Thus Gikandi works out a frame in which difference can be first associated with modernist notions of otherness, corresponding to the colonial period in which European notions were read onto African identities. This "difference" corresponds to Otherness, at its most radical, and attests to the arrogant nature of a modernism that assumed its primacy and inevitability. The refutation of modernism's universalist claims, and its corresponding humanist dependency on Enlightenment thinking, emerges with the second notion of difference as multiplicity, or, inevitably, diversity. Gikandi writes, in reference to his attempts to utilize these arguments to counter his students' adverse reactions to the above-mentioned sacrifices in Things Fall Apart or Death and the King's Horseman, that his response was "to call attention to the multiplicity—and differance—of these texts and [End Page 154] thus seek counterexamples that might displace the moral predicament" (5). However, although he writes "multiplicity—and differance," as though the two were not the same, he treats both terms as though they were identical in the article.

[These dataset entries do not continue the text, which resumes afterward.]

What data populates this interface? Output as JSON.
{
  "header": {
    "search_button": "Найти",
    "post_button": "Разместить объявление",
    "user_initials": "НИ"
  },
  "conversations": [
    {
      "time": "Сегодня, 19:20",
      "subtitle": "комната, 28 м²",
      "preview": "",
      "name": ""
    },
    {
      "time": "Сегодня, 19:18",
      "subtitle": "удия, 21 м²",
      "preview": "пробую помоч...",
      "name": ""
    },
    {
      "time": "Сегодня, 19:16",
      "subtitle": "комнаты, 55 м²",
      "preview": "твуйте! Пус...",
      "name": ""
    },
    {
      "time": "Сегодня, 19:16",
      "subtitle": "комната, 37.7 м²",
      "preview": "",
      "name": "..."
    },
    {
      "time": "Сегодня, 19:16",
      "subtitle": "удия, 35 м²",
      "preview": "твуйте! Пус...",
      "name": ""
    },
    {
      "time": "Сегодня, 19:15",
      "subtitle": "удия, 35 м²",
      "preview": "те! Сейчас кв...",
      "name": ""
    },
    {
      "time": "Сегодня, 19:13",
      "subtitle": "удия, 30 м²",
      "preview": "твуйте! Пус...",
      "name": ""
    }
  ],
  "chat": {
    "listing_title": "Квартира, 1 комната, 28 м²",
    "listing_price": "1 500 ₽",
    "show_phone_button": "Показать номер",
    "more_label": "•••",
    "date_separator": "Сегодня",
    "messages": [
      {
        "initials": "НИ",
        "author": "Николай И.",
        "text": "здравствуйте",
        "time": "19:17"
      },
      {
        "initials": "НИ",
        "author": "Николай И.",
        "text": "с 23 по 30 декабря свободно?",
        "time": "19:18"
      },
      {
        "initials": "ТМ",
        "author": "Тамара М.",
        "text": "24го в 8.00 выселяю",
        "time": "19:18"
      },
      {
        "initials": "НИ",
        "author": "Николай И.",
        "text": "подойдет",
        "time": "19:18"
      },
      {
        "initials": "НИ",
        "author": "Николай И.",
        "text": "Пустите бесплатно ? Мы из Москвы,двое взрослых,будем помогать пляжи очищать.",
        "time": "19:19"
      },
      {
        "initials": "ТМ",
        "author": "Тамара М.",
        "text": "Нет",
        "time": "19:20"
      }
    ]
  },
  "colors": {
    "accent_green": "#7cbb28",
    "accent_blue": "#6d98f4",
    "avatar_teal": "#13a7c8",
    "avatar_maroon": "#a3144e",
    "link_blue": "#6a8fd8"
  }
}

Thus, for example, when he evokes Joys of Motherhood (1979), to demonstrate alternative visions of African culture, and to show the views of a woman author, he states, "I was invoking the authority of difference to question the assumed unanimity of African cultures and the typology of its literature" (5). More specifically he adds that "theories of good difference (read diversity) seemed to reinforce the logic of African alterity" (6). Thus he concludes that difference, so constituted, merely reinforced European modernist prejudices.
Christopher Miller, in Theories of Africans (1990), evoked difference in this sense, and argued that ethical understandings required appreciation of ethnic difference. He argued in favor of maintaining an appreciation of difference, not so as to come to the position that all truths are relative to one's particular ethnic stance, but because truths, being discursive statements, cannot rise above ethnic difference. Further, there are no ethical questions, he argues, without the ethnic relationship to...